Posts for June 13, 2015

Len Lundh

An After Thought

After they first made noisy-joyous love
(moving from the kitchen to the carpet 

to the couch and ending in her bed)
she kissed his nose and he laughed. 

Be careful, she scolded in a whisper.
We don’t want to wake my children.


Ange, recently widowed

Poem 13, June 13


Ange, recently widowed


I see you when I go outside to start the Ford.

The air is crisp,

but I can’t see my breath when I breathe out.


I wave at you, but I do not shout

to get your attention. A wisp

of a poem begins to form.


I cross the street,

coming close before you spy me.

You turn toward me & my heart is sad.


In that moment I wish I had

the ability to look into your heart, to see

the entirety of your stress, your discreet



You say,” I wish I were not a human being.”

I ask, “Would you rather be an inhuman being?”


You do not answer.

I say, “You have a young son

who will need you for many years.”


When I say, “Sometimes it is best to cry,”

your tears

flow.

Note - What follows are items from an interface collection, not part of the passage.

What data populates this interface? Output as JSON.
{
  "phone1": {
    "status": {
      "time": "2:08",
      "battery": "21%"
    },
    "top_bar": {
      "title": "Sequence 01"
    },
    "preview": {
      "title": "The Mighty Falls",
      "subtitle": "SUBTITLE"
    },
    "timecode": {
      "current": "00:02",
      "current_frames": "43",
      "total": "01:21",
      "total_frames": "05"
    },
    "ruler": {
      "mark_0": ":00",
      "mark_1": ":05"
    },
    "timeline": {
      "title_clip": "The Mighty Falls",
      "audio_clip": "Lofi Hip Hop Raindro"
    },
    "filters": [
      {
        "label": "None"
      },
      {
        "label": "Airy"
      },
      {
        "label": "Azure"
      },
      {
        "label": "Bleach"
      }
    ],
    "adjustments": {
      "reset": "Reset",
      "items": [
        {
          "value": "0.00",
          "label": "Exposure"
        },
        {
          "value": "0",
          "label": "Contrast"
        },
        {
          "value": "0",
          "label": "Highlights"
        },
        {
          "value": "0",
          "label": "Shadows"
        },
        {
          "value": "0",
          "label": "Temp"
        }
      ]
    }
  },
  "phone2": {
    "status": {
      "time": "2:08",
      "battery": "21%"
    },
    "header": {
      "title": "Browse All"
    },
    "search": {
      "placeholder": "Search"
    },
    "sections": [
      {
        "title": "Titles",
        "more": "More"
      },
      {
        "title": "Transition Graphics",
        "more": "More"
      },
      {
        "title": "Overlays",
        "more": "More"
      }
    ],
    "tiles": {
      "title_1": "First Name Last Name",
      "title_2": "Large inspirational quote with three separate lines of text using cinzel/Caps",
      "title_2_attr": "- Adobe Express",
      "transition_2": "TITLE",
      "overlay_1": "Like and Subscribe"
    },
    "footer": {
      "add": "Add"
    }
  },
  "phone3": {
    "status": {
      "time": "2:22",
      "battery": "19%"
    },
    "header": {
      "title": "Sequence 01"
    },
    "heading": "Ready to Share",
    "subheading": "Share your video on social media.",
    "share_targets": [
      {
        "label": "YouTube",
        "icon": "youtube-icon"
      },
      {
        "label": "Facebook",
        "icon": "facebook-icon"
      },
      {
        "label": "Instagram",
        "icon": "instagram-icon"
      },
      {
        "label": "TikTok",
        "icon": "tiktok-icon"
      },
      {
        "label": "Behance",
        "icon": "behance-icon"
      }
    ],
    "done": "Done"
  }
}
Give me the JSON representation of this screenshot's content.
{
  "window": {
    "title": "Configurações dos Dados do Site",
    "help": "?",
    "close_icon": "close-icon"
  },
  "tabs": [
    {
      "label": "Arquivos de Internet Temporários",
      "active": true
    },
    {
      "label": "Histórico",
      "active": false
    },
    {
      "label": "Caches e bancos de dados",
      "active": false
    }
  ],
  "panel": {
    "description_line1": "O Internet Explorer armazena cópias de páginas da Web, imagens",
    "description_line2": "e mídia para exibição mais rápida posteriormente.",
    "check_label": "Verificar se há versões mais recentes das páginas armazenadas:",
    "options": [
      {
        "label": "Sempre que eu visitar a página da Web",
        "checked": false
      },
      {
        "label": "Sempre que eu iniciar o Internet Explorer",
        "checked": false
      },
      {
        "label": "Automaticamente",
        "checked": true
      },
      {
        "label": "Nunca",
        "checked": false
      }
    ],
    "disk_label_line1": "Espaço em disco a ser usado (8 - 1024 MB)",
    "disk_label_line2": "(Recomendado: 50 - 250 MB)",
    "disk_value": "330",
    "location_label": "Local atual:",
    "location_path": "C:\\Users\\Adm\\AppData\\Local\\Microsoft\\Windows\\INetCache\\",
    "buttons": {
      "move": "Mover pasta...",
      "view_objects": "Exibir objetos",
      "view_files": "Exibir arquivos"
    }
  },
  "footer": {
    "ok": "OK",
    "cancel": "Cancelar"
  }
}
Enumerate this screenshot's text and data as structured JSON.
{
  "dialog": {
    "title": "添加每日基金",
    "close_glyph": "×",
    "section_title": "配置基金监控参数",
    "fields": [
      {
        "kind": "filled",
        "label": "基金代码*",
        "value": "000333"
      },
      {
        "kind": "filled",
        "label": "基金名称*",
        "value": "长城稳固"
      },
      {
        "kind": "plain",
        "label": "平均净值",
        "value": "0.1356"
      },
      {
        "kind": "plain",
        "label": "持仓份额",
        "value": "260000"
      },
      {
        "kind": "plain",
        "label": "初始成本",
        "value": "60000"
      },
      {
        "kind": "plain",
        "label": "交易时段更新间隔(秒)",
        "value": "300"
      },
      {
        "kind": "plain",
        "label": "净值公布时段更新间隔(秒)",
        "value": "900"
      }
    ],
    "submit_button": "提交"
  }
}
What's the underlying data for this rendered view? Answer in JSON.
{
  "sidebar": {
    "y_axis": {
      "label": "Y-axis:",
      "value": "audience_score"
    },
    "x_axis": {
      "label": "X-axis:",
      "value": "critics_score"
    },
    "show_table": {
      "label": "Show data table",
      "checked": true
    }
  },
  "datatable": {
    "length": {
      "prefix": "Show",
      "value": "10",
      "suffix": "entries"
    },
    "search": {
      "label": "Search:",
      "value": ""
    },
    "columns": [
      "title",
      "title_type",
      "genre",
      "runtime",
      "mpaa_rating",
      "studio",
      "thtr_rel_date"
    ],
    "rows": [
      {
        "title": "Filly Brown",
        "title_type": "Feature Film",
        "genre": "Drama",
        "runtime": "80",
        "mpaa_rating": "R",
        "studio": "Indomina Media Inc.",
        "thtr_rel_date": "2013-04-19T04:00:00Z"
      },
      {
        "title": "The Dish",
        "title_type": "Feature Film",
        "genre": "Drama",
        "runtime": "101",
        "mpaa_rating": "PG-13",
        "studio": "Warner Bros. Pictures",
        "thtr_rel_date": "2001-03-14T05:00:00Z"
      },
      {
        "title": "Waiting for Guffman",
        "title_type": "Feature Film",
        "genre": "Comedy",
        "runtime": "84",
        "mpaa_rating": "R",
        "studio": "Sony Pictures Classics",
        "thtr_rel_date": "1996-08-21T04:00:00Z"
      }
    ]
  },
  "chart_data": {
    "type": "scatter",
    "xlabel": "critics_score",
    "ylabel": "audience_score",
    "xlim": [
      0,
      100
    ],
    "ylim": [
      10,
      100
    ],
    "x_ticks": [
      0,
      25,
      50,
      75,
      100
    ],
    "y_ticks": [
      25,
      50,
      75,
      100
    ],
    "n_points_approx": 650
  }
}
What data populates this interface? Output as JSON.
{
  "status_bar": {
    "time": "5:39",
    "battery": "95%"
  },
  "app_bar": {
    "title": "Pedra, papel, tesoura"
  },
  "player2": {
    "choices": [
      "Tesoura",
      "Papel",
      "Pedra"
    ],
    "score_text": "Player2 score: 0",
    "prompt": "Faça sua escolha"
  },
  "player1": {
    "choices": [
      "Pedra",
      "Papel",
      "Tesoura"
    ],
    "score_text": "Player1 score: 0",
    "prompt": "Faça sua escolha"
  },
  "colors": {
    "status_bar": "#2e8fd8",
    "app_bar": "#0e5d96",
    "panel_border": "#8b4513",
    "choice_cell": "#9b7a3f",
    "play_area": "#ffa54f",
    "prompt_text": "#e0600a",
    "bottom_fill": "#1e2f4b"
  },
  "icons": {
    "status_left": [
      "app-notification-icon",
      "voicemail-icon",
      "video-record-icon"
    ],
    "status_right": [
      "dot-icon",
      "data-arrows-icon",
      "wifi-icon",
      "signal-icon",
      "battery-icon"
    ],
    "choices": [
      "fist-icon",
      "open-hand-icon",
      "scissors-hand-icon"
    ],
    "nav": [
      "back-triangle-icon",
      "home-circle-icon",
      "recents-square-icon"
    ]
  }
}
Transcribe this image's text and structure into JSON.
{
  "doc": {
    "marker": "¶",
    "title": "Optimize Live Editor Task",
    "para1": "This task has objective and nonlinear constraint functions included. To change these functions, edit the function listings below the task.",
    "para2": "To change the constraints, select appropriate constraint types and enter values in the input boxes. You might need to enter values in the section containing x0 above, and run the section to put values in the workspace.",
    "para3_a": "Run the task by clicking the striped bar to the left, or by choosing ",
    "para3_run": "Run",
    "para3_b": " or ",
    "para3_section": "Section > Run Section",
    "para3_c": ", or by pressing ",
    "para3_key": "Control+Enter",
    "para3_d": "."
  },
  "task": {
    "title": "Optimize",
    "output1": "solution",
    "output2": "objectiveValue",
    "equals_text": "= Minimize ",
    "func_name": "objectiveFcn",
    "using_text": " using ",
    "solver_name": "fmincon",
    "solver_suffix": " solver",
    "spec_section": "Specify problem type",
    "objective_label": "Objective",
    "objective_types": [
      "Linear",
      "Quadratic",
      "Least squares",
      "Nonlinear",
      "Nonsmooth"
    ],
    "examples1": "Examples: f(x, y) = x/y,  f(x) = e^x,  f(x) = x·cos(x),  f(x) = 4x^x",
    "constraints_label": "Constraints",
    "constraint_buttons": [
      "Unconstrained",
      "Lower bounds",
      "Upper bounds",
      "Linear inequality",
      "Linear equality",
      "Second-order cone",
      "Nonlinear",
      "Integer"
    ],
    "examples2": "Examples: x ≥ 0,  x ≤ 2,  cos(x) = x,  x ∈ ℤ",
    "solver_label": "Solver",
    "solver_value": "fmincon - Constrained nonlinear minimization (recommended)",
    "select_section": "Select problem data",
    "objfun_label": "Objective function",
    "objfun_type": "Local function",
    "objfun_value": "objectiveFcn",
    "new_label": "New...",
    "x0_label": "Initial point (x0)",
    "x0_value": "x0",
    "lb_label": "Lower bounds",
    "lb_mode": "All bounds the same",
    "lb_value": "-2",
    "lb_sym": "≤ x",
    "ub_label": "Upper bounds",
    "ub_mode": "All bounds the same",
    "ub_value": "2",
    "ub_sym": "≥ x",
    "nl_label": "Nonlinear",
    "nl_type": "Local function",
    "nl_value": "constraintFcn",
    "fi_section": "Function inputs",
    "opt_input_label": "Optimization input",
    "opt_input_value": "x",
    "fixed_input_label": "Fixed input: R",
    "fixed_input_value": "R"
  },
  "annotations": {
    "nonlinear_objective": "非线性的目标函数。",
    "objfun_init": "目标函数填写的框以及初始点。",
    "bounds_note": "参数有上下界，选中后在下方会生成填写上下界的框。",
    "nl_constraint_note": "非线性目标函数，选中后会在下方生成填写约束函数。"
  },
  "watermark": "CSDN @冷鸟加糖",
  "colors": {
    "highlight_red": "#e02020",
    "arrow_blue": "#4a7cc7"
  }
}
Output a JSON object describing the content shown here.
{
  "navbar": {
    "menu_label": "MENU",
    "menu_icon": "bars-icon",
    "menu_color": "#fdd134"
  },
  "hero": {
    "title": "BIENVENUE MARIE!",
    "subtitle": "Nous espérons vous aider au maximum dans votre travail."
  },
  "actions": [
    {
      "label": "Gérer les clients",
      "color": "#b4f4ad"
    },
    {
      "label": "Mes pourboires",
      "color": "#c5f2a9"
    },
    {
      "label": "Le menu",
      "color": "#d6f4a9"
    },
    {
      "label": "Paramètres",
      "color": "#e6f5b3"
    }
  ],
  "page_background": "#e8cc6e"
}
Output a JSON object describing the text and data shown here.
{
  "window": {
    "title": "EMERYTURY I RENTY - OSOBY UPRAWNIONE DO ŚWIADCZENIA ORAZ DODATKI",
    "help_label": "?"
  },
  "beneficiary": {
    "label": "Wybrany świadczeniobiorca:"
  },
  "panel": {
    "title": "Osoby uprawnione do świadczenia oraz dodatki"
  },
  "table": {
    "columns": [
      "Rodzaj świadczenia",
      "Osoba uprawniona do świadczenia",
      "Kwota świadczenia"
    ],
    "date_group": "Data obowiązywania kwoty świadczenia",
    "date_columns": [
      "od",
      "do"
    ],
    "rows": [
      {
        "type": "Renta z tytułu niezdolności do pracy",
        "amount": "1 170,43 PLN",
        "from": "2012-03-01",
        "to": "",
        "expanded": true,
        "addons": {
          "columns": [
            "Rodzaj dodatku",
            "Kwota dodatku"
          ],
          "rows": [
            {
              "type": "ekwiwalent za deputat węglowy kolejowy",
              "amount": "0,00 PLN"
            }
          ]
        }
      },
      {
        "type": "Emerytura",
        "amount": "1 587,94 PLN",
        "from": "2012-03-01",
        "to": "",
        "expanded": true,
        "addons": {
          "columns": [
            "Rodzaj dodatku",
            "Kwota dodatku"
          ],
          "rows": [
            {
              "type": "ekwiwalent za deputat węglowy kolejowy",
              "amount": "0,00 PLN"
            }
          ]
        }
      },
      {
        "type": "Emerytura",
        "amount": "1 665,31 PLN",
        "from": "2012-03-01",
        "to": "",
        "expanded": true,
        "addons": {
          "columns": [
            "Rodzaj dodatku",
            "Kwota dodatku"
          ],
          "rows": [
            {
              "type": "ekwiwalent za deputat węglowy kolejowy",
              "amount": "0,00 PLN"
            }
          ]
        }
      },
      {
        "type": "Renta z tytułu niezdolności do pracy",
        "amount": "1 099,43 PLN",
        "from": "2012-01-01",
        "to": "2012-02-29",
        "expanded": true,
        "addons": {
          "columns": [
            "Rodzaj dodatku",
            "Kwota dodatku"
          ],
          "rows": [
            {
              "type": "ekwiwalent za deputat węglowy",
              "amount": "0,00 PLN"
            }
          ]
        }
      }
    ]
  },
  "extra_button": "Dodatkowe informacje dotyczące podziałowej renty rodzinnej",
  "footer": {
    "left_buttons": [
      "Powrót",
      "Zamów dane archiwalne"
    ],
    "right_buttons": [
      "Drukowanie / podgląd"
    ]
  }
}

I am an unhappy man


& nothing more unless a poet

with no better advice,

counts for something.

Bronson O'Quinn

he wants to sing like Thom Yorke

instead of just

Carole Johnston


midnight butterfly
silver moon fritillary
following her bliss
savior in the summer dark
of our collective minds
a seer beyond the myth

Pat Owen

Old Friend

                                                Old Friend

It cheers me to think of her camping–
setting up her easel–
her camp stove
having coffee with neighbors
totally at ease wherever she is.

It gives me hope for myself
marching to the beat
of my own drummer
as she does.

How I miss the comfort of her being–
comfy as an over-stuffed chair
soft in her smile —
her connection to others–
heart centered.

How opposite we are–
how drawn I am to her.


Preparing: Nick Carraway

Prepare for golem-eyes,
and jewels that only shine
at night.

Gaby Bedetti

Narrow Road

A farmer lent Basho a horse.
Basho remembered him
with a poem.

On a moonlit walk
we think of our children on an island
on the other side of the globe.

Next morning
from our daughter’s i-phone
we get a hoped-for video call.

They are walking empty Tokyo streets
on a Sunday night
buying neon-bright T-shirts.

Our son promises to
talk about his trip
when he gets home.

Basho was born to wander.
Awestruck by a cricket singing under a helmet,
on his journey he found his soul.

Our millennial son says,
“I’ve done more travelling than I’m used to”
and ”You know how I get without Wi-Fi.”